(Beginning of Given data)

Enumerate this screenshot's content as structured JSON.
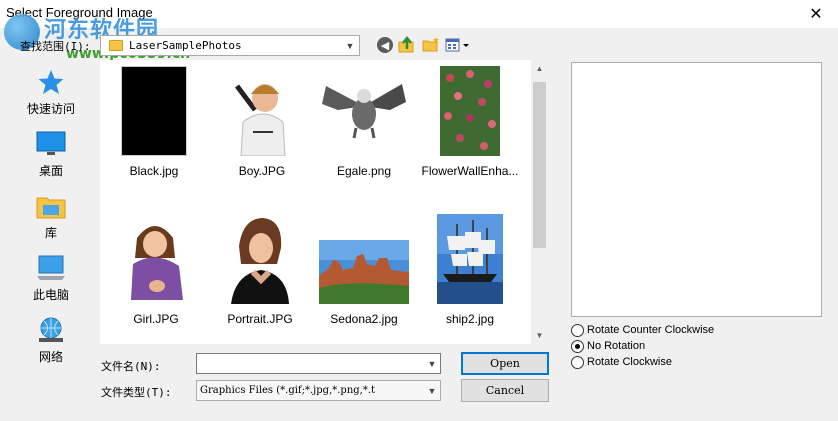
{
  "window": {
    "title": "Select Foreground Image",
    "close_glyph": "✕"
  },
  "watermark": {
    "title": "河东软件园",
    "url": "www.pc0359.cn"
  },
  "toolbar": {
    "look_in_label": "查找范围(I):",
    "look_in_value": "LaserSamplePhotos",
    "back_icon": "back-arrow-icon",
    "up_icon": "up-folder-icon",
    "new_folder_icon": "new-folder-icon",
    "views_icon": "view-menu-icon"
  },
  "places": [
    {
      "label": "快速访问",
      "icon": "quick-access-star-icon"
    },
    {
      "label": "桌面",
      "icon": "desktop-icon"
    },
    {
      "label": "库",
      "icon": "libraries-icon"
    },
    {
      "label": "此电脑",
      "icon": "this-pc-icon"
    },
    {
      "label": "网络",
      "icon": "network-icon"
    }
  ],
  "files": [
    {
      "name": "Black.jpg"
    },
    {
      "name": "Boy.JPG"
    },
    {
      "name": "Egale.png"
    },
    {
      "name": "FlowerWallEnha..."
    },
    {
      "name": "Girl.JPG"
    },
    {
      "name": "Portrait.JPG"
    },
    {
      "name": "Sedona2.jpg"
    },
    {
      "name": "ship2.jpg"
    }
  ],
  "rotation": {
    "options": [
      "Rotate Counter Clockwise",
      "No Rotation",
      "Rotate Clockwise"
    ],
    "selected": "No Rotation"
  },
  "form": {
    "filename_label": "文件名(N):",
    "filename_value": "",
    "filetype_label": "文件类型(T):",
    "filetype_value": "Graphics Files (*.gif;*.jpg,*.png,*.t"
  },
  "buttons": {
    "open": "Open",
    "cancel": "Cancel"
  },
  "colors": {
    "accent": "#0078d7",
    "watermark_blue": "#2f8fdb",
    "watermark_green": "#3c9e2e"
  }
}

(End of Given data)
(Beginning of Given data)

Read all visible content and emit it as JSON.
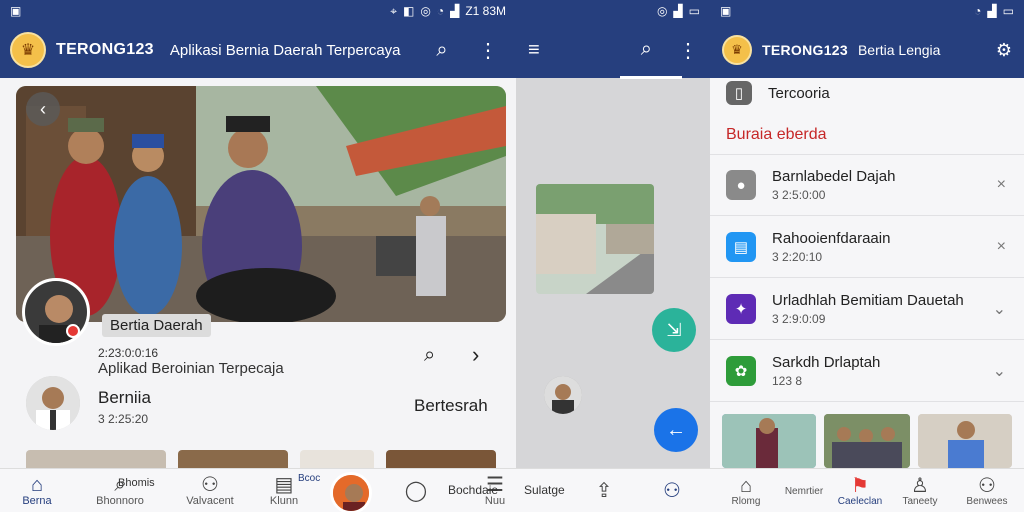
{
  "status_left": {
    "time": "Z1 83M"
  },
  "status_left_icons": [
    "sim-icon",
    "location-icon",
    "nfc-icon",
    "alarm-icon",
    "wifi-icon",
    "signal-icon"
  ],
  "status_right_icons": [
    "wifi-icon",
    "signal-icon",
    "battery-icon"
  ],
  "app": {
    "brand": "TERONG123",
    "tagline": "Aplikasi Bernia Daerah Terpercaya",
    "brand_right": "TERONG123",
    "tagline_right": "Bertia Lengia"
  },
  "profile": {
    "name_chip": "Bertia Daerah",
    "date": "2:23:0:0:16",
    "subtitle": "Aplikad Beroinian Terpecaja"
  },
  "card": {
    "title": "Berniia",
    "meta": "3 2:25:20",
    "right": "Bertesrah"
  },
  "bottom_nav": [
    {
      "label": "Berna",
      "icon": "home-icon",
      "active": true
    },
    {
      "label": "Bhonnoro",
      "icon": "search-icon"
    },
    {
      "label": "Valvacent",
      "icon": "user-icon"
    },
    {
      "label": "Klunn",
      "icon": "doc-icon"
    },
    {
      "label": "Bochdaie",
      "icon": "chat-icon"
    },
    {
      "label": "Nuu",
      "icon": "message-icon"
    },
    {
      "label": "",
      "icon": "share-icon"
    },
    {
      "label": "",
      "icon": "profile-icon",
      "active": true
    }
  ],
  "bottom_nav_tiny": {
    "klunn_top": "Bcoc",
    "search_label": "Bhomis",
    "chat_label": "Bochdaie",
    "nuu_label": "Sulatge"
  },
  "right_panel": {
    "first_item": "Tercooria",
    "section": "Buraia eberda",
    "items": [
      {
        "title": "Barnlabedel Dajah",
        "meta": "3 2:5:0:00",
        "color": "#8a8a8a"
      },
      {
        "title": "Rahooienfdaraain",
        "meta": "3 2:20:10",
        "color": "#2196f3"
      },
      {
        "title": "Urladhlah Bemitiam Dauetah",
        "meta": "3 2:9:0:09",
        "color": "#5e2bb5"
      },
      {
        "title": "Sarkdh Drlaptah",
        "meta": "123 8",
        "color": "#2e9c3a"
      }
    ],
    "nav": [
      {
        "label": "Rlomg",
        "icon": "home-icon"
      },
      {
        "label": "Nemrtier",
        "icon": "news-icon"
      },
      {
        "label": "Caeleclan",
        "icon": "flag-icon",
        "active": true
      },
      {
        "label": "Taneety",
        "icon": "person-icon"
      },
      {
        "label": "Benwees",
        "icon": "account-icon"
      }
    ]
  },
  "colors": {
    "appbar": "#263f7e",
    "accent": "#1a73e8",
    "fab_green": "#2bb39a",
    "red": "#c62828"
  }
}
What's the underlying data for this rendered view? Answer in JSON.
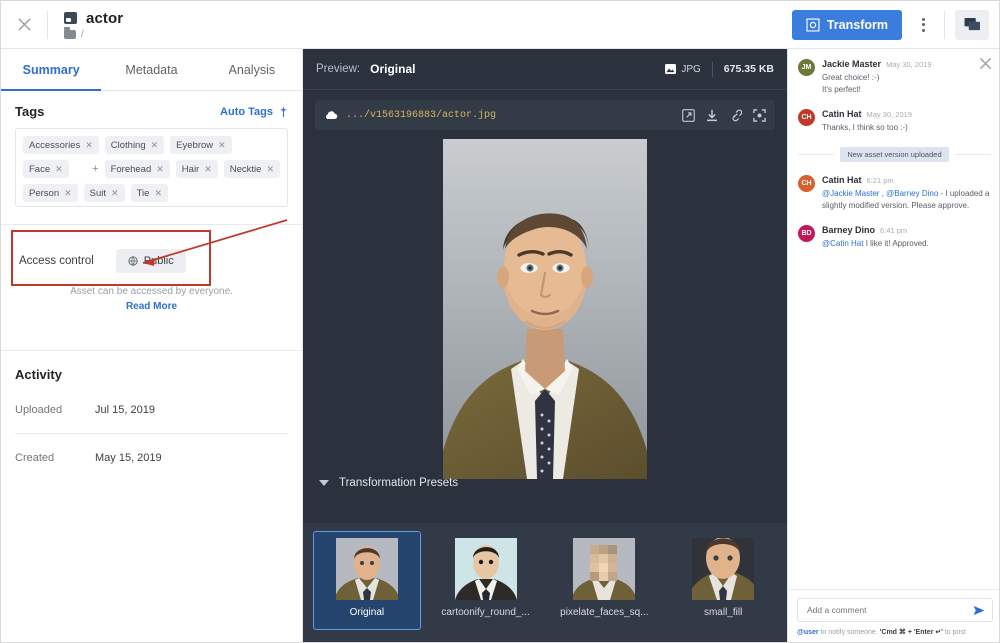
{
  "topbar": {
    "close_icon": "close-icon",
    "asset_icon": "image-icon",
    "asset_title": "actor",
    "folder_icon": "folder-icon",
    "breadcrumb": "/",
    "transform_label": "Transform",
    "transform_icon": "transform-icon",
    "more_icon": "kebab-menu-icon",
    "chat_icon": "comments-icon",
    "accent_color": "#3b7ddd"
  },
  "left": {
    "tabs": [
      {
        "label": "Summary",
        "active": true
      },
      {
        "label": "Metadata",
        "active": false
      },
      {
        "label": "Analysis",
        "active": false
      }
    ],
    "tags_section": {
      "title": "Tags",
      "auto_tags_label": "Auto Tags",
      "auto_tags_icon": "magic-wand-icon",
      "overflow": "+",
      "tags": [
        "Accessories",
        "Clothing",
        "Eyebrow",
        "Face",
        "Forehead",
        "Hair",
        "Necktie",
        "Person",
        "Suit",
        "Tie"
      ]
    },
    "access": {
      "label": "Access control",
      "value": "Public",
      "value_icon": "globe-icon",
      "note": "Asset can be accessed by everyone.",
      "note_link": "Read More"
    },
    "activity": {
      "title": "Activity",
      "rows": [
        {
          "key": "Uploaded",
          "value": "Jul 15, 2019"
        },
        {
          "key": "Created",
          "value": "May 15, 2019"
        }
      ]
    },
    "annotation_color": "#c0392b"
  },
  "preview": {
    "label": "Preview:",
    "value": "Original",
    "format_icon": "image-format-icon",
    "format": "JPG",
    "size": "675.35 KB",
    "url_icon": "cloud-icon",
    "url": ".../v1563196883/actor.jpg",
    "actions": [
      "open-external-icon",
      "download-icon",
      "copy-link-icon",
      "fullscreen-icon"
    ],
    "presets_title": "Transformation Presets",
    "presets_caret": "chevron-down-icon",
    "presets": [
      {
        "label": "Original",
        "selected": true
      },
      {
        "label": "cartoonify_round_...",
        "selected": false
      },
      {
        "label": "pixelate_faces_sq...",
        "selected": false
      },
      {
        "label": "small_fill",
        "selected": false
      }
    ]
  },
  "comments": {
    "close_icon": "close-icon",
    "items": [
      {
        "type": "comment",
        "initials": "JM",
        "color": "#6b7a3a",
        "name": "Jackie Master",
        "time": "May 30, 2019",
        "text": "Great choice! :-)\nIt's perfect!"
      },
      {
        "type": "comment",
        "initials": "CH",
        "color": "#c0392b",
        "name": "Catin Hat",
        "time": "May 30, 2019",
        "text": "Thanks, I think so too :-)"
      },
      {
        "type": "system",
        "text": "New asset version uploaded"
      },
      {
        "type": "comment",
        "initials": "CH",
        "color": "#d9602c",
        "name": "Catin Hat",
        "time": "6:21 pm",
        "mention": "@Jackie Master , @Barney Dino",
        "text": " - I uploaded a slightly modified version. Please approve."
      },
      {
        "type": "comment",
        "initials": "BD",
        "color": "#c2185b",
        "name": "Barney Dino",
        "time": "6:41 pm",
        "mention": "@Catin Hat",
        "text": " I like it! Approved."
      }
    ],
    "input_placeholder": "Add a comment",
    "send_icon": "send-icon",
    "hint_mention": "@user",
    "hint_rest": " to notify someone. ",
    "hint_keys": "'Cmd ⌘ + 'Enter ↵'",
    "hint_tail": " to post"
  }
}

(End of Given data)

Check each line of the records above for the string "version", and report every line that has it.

        "text": "New asset version uploaded"
        "text": " - I uploaded a slightly modified version. Please approve."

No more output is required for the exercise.